COSTA MESA (CBSLA) — When “Charlie and the Chocolate Factory” played at Segerstrom Hall this summer, 18-year-old Logan Mundt was ready to see his favorite show live on stage.

For the June 8 show, Mundt’s mom Francine made sure her son had his earphones and blanket and knew the schedule of the day. The Huntington Beach mom bought three tickets so Logan would have plenty of room, but he wanted to sit lower on the section in an area that had some vacant seats.

“I had the ushers come over to me and they said, ‘We can’t have him moving around during the show,'” Francine said.

She said she explained to the ushers that her son has autism and that bringing him back to their original trio of seats would create more of a disturbance. She asked the ushers if it was possible to let her son sit in the seat he chose for the remainder of the show since there were not many people there for the show that day.

“They understood, and it was great,” she said.

A few days later, Logan told his mother he wanted to go see the show again, so she bought tickets for her son and his care provider.

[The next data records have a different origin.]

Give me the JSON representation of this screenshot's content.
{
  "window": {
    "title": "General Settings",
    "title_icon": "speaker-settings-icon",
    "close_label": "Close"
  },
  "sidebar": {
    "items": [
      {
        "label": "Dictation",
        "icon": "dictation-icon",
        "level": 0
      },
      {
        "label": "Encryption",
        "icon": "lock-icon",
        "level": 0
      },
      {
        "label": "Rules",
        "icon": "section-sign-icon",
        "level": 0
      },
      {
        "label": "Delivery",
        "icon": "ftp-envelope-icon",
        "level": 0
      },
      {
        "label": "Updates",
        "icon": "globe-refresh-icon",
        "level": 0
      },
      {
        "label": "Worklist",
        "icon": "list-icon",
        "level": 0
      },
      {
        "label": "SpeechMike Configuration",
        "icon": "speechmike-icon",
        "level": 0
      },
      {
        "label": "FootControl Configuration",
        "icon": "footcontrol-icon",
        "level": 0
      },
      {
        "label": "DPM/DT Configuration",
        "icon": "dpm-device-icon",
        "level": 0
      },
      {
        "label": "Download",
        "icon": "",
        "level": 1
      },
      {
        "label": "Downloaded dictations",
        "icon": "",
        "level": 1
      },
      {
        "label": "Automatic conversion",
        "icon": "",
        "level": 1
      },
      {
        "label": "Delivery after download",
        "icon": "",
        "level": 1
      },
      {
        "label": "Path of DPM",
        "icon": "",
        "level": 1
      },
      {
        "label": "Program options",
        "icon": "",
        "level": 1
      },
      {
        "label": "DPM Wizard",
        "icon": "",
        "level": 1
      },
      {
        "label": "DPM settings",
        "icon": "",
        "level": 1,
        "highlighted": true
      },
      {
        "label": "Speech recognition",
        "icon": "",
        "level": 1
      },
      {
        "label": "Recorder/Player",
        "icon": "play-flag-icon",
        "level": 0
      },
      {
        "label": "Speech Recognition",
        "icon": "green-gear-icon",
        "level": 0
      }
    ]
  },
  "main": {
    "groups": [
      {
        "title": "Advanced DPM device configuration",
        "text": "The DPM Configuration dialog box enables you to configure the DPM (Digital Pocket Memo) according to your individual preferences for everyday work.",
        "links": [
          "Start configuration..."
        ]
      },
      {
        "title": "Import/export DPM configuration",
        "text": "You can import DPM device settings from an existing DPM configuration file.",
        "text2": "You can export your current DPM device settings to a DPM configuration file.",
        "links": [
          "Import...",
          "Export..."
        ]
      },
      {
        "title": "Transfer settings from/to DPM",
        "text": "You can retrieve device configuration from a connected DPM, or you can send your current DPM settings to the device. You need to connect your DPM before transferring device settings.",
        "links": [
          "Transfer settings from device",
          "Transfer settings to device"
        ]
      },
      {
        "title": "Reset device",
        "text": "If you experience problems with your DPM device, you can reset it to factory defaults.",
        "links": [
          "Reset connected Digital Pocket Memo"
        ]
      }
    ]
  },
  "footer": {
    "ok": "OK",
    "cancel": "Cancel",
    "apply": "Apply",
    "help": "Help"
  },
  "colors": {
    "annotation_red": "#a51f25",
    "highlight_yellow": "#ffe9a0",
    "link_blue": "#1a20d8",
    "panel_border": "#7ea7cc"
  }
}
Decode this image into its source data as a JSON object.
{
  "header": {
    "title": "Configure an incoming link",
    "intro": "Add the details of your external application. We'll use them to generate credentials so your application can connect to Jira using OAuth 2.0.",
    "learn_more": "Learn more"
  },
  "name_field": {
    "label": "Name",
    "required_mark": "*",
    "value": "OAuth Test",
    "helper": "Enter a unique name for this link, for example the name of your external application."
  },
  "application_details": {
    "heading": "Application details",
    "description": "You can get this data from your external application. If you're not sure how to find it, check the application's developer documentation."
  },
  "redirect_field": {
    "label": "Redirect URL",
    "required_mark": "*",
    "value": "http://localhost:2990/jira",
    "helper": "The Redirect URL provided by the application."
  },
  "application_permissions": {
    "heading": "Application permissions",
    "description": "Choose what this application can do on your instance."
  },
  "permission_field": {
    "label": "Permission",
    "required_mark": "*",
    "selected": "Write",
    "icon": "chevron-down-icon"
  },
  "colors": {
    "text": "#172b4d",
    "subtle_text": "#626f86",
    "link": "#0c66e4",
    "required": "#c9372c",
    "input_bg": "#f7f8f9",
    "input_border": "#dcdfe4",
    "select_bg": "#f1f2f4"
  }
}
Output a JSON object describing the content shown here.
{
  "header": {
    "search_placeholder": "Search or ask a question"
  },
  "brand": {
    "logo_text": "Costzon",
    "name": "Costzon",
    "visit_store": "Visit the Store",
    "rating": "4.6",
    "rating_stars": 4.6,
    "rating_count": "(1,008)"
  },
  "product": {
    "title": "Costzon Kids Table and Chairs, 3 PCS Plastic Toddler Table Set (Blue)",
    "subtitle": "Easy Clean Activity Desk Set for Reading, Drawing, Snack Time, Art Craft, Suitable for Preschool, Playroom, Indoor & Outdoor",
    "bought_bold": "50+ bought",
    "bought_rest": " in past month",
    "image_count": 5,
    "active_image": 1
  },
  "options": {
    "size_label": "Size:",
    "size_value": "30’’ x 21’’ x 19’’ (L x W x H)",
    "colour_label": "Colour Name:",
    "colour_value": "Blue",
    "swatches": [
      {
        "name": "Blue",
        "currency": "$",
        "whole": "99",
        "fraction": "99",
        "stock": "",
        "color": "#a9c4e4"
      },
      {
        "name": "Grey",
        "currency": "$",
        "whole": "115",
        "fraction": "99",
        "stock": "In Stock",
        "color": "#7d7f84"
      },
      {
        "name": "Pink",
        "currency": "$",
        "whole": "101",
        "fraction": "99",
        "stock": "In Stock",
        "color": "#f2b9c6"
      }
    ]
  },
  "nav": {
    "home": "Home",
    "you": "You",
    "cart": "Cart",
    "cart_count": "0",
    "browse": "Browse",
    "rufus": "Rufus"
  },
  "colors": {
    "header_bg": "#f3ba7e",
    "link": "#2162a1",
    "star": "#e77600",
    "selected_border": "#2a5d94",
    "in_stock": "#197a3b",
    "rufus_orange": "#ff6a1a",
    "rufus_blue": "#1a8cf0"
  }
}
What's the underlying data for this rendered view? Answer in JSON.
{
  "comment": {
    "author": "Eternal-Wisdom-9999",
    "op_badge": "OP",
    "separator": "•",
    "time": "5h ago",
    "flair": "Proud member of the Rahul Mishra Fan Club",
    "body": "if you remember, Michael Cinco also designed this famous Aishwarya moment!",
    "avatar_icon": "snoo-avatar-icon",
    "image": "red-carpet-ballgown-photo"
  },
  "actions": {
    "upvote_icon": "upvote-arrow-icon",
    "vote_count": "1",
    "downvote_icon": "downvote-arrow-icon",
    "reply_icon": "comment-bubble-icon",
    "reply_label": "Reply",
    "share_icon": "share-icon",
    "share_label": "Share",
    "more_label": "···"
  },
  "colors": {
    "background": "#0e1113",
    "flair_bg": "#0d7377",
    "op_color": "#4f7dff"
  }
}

Patrons complained that Logan was disrupting the show, and Francine said this time the ushers told Logan he had to leave — before the first act finished — and locked him out of the theater.

“He was in full meltdown mode,” Francine said. “So if you can imagine, a 6-foot-4 man standing outside crying and screaming.”

The single mom said she wasn’t angry at Segerstrom, but that she wants better sensitivity training for people who work in public places. And, she said, this training shouldn’t be focused solely on children with autism, but also for working with adults with autism.

In a statement about the incident, the theater said it was continuing its work to make the theater a more inclusive place for all patrons, and said that it encourages patrons to contact the theater in advance with any requests or concerns.

Francine has started a business that consults with organizations on how they can better address the needs and concerns of those with autism. She said that, if asked, she would absolutely work with the theater on developing this training for its staff — for free.